» **YOUR GOAL**
Only an exact copy of the entries, stripped of pictures, will serve as the answer.

» **Element data from apps and pages**
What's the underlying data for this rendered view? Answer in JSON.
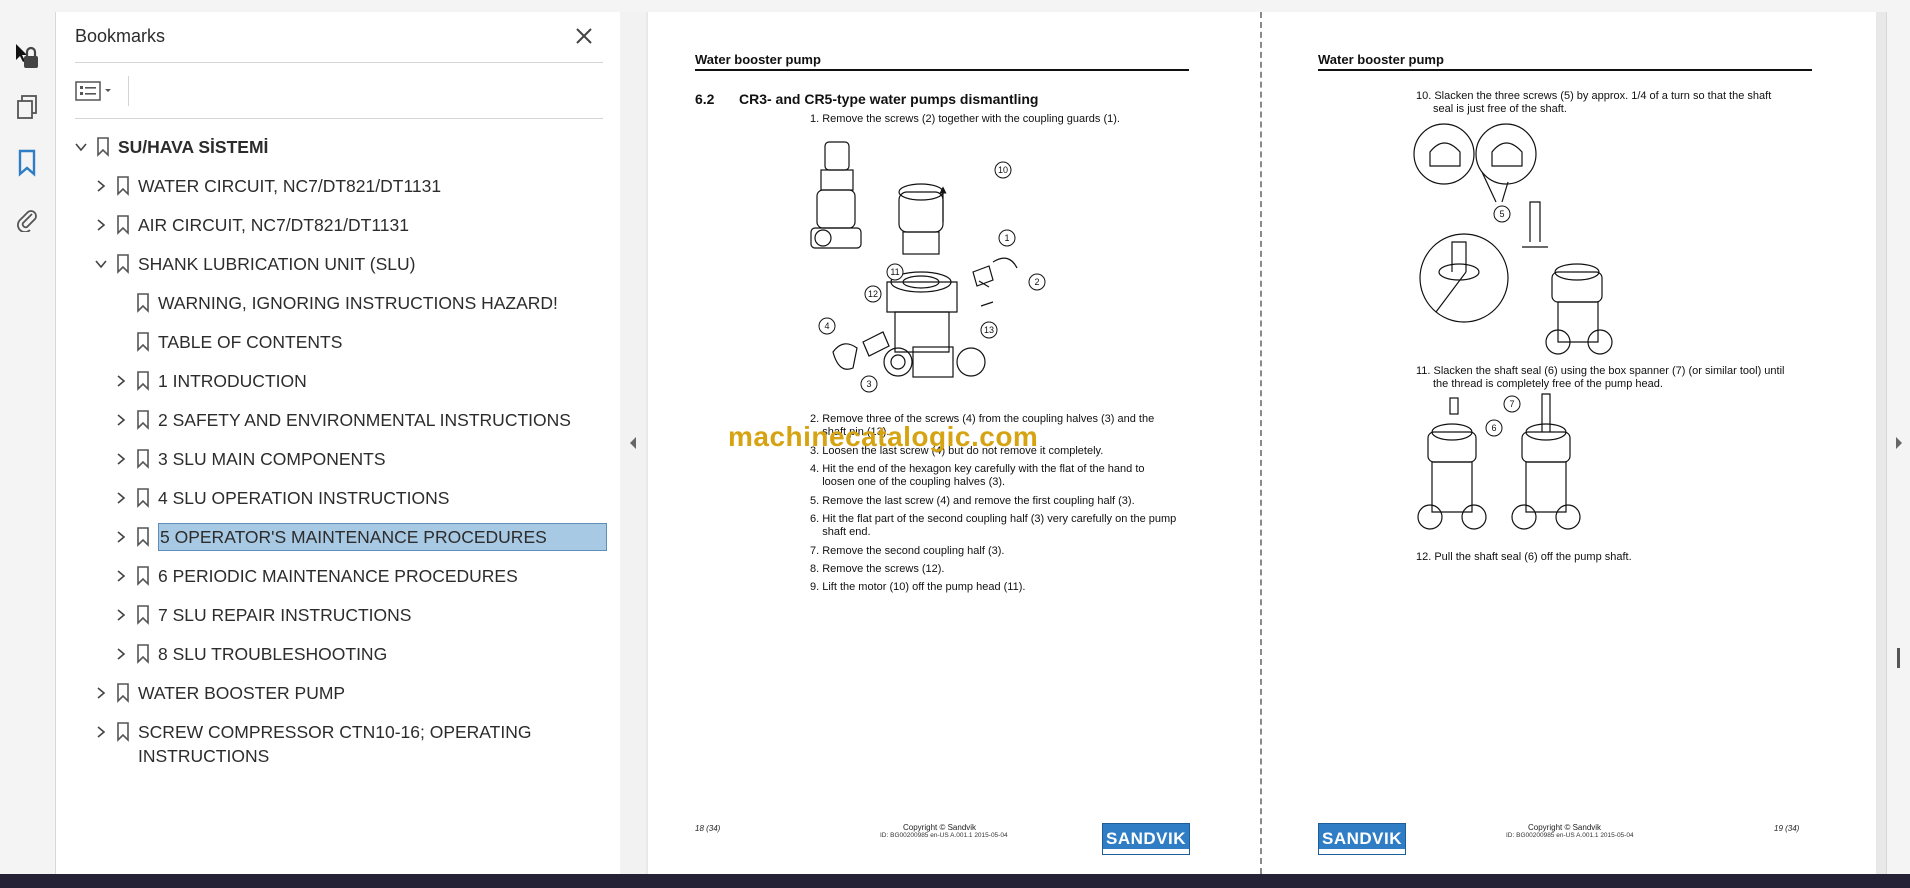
{
  "panel": {
    "title": "Bookmarks"
  },
  "bookmarks": [
    {
      "label": "SU/HAVA SİSTEMİ",
      "level": 0,
      "chevron": "down",
      "root": true
    },
    {
      "label": "WATER CIRCUIT, NC7/DT821/DT1131",
      "level": 1,
      "chevron": "right"
    },
    {
      "label": "AIR CIRCUIT, NC7/DT821/DT1131",
      "level": 1,
      "chevron": "right"
    },
    {
      "label": "SHANK LUBRICATION UNIT (SLU)",
      "level": 1,
      "chevron": "down"
    },
    {
      "label": "WARNING, IGNORING INSTRUCTIONS HAZARD!",
      "level": 2,
      "chevron": ""
    },
    {
      "label": "TABLE OF CONTENTS",
      "level": 2,
      "chevron": ""
    },
    {
      "label": "1 INTRODUCTION",
      "level": 2,
      "chevron": "right"
    },
    {
      "label": "2 SAFETY AND ENVIRONMENTAL INSTRUCTIONS",
      "level": 2,
      "chevron": "right"
    },
    {
      "label": "3 SLU MAIN COMPONENTS",
      "level": 2,
      "chevron": "right"
    },
    {
      "label": "4 SLU OPERATION INSTRUCTIONS",
      "level": 2,
      "chevron": "right"
    },
    {
      "label": "5 OPERATOR'S MAINTENANCE PROCEDURES",
      "level": 2,
      "chevron": "right",
      "selected": true
    },
    {
      "label": "6 PERIODIC MAINTENANCE PROCEDURES",
      "level": 2,
      "chevron": "right"
    },
    {
      "label": "7 SLU REPAIR INSTRUCTIONS",
      "level": 2,
      "chevron": "right"
    },
    {
      "label": "8 SLU TROUBLESHOOTING",
      "level": 2,
      "chevron": "right"
    },
    {
      "label": "WATER BOOSTER PUMP",
      "level": 1,
      "chevron": "right"
    },
    {
      "label": "SCREW COMPRESSOR CTN10-16; OPERATING",
      "label2": "INSTRUCTIONS",
      "level": 1,
      "chevron": "right"
    }
  ],
  "page_left": {
    "header": "Water booster pump",
    "section_number": "6.2",
    "section_title": "CR3- and CR5-type water pumps dismantling",
    "step1": "1. Remove the screws (2) together with the coupling guards (1).",
    "steps": [
      "2. Remove three of the screws (4) from the coupling halves (3) and the",
      "    shaft pin (13).",
      "3. Loosen the last screw (4) but do not remove it completely.",
      "4. Hit the end of the hexagon key carefully with the flat of the hand to",
      "    loosen one of the coupling halves (3).",
      "5. Remove the last screw (4) and remove the first coupling half (3).",
      "6. Hit the flat part of the second coupling half (3) very carefully on the pump",
      "    shaft end.",
      "7. Remove the second coupling half (3).",
      "8. Remove the screws (12).",
      "9. Lift the motor (10) off the pump head (11)."
    ],
    "callouts": [
      "10",
      "1",
      "2",
      "11",
      "12",
      "13",
      "4",
      "3"
    ],
    "footer_page": "18 (34)",
    "footer_copyright": "Copyright © Sandvik",
    "footer_id": "ID: BG00200985 en-US A.001.1 2015-05-04",
    "logo": "SANDVIK"
  },
  "page_right": {
    "header": "Water booster pump",
    "step10a": "10. Slacken the three screws (5) by approx. 1/4 of a turn so that the shaft",
    "step10b": "seal is just free of the shaft.",
    "step11a": "11. Slacken the shaft seal (6) using the box spanner (7) (or similar tool) until",
    "step11b": "the thread is completely free of the pump head.",
    "step12": "12. Pull the shaft seal (6) off the pump shaft.",
    "callouts": [
      "5",
      "6",
      "7"
    ],
    "footer_page": "19 (34)",
    "footer_copyright": "Copyright © Sandvik",
    "footer_id": "ID: BG00200985 en-US A.001.1 2015-05-04",
    "logo": "SANDVIK"
  },
  "watermark": "machinecatalogic.com",
  "icons": {
    "rail": [
      "lock-icon",
      "pages-icon",
      "bookmark-icon",
      "attachment-icon"
    ],
    "accent": "#2f7dc4",
    "selection": "#a8c9e4"
  }
}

» **FINISHED TASK**
What's the underlying data for this rendered view? Answer in JSON.
{
  "panel": {
    "title": "Bookmarks"
  },
  "bookmarks": [
    {
      "label": "SU/HAVA SİSTEMİ",
      "level": 0,
      "chevron": "down",
      "root": true
    },
    {
      "label": "WATER CIRCUIT, NC7/DT821/DT1131",
      "level": 1,
      "chevron": "right"
    },
    {
      "label": "AIR CIRCUIT, NC7/DT821/DT1131",
      "level": 1,
      "chevron": "right"
    },
    {
      "label": "SHANK LUBRICATION UNIT (SLU)",
      "level": 1,
      "chevron": "down"
    },
    {
      "label": "WARNING, IGNORING INSTRUCTIONS HAZARD!",
      "level": 2,
      "chevron": ""
    },
    {
      "label": "TABLE OF CONTENTS",
      "level": 2,
      "chevron": ""
    },
    {
      "label": "1 INTRODUCTION",
      "level": 2,
      "chevron": "right"
    },
    {
      "label": "2 SAFETY AND ENVIRONMENTAL INSTRUCTIONS",
      "level": 2,
      "chevron": "right"
    },
    {
      "label": "3 SLU MAIN COMPONENTS",
      "level": 2,
      "chevron": "right"
    },
    {
      "label": "4 SLU OPERATION INSTRUCTIONS",
      "level": 2,
      "chevron": "right"
    },
    {
      "label": "5 OPERATOR'S MAINTENANCE PROCEDURES",
      "level": 2,
      "chevron": "right",
      "selected": true
    },
    {
      "label": "6 PERIODIC MAINTENANCE PROCEDURES",
      "level": 2,
      "chevron": "right"
    },
    {
      "label": "7 SLU REPAIR INSTRUCTIONS",
      "level": 2,
      "chevron": "right"
    },
    {
      "label": "8 SLU TROUBLESHOOTING",
      "level": 2,
      "chevron": "right"
    },
    {
      "label": "WATER BOOSTER PUMP",
      "level": 1,
      "chevron": "right"
    },
    {
      "label": "SCREW COMPRESSOR CTN10-16; OPERATING",
      "label2": "INSTRUCTIONS",
      "level": 1,
      "chevron": "right"
    }
  ],
  "page_left": {
    "header": "Water booster pump",
    "section_number": "6.2",
    "section_title": "CR3- and CR5-type water pumps dismantling",
    "step1": "1. Remove the screws (2) together with the coupling guards (1).",
    "steps": [
      "2. Remove three of the screws (4) from the coupling halves (3) and the",
      "    shaft pin (13).",
      "3. Loosen the last screw (4) but do not remove it completely.",
      "4. Hit the end of the hexagon key carefully with the flat of the hand to",
      "    loosen one of the coupling halves (3).",
      "5. Remove the last screw (4) and remove the first coupling half (3).",
      "6. Hit the flat part of the second coupling half (3) very carefully on the pump",
      "    shaft end.",
      "7. Remove the second coupling half (3).",
      "8. Remove the screws (12).",
      "9. Lift the motor (10) off the pump head (11)."
    ],
    "callouts": [
      "10",
      "1",
      "2",
      "11",
      "12",
      "13",
      "4",
      "3"
    ],
    "footer_page": "18 (34)",
    "footer_copyright": "Copyright © Sandvik",
    "footer_id": "ID: BG00200985 en-US A.001.1 2015-05-04",
    "logo": "SANDVIK"
  },
  "page_right": {
    "header": "Water booster pump",
    "step10a": "10. Slacken the three screws (5) by approx. 1/4 of a turn so that the shaft",
    "step10b": "seal is just free of the shaft.",
    "step11a": "11. Slacken the shaft seal (6) using the box spanner (7) (or similar tool) until",
    "step11b": "the thread is completely free of the pump head.",
    "step12": "12. Pull the shaft seal (6) off the pump shaft.",
    "callouts": [
      "5",
      "6",
      "7"
    ],
    "footer_page": "19 (34)",
    "footer_copyright": "Copyright © Sandvik",
    "footer_id": "ID: BG00200985 en-US A.001.1 2015-05-04",
    "logo": "SANDVIK"
  },
  "watermark": "machinecatalogic.com",
  "icons": {
    "rail": [
      "lock-icon",
      "pages-icon",
      "bookmark-icon",
      "attachment-icon"
    ],
    "accent": "#2f7dc4",
    "selection": "#a8c9e4"
  }
}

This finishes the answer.